[THE RECORDS]
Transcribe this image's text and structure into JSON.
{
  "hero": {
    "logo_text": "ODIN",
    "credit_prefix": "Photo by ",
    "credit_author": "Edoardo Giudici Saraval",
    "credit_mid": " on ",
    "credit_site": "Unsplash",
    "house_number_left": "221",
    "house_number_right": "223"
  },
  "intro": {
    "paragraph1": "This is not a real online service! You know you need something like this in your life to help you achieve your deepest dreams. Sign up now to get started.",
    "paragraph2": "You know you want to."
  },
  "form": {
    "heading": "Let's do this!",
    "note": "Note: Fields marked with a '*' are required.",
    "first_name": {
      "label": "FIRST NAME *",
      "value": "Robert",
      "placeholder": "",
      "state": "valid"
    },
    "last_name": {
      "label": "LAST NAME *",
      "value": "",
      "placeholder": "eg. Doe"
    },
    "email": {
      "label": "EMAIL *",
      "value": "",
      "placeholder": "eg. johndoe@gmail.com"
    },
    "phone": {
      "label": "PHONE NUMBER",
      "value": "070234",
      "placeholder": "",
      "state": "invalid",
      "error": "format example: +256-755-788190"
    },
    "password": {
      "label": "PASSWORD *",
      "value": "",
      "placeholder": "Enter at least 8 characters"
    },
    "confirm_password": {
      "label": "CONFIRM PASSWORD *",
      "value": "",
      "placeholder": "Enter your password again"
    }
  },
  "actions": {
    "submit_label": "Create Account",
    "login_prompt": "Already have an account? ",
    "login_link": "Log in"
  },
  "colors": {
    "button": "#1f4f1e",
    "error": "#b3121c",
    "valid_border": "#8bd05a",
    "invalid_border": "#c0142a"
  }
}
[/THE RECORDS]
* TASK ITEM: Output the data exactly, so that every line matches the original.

* SOLUTION TO THIS PROBLEM:
Transcribe this image's text and structure into JSON.
{
  "hero": {
    "logo_text": "ODIN",
    "credit_prefix": "Photo by ",
    "credit_author": "Edoardo Giudici Saraval",
    "credit_mid": " on ",
    "credit_site": "Unsplash",
    "house_number_left": "221",
    "house_number_right": "223"
  },
  "intro": {
    "paragraph1": "This is not a real online service! You know you need something like this in your life to help you achieve your deepest dreams. Sign up now to get started.",
    "paragraph2": "You know you want to."
  },
  "form": {
    "heading": "Let's do this!",
    "note": "Note: Fields marked with a '*' are required.",
    "first_name": {
      "label": "FIRST NAME *",
      "value": "Robert",
      "placeholder": "",
      "state": "valid"
    },
    "last_name": {
      "label": "LAST NAME *",
      "value": "",
      "placeholder": "eg. Doe"
    },
    "email": {
      "label": "EMAIL *",
      "value": "",
      "placeholder": "eg. johndoe@gmail.com"
    },
    "phone": {
      "label": "PHONE NUMBER",
      "value": "070234",
      "placeholder": "",
      "state": "invalid",
      "error": "format example: +256-755-788190"
    },
    "password": {
      "label": "PASSWORD *",
      "value": "",
      "placeholder": "Enter at least 8 characters"
    },
    "confirm_password": {
      "label": "CONFIRM PASSWORD *",
      "value": "",
      "placeholder": "Enter your password again"
    }
  },
  "actions": {
    "submit_label": "Create Account",
    "login_prompt": "Already have an account? ",
    "login_link": "Log in"
  },
  "colors": {
    "button": "#1f4f1e",
    "error": "#b3121c",
    "valid_border": "#8bd05a",
    "invalid_border": "#c0142a"
  }
}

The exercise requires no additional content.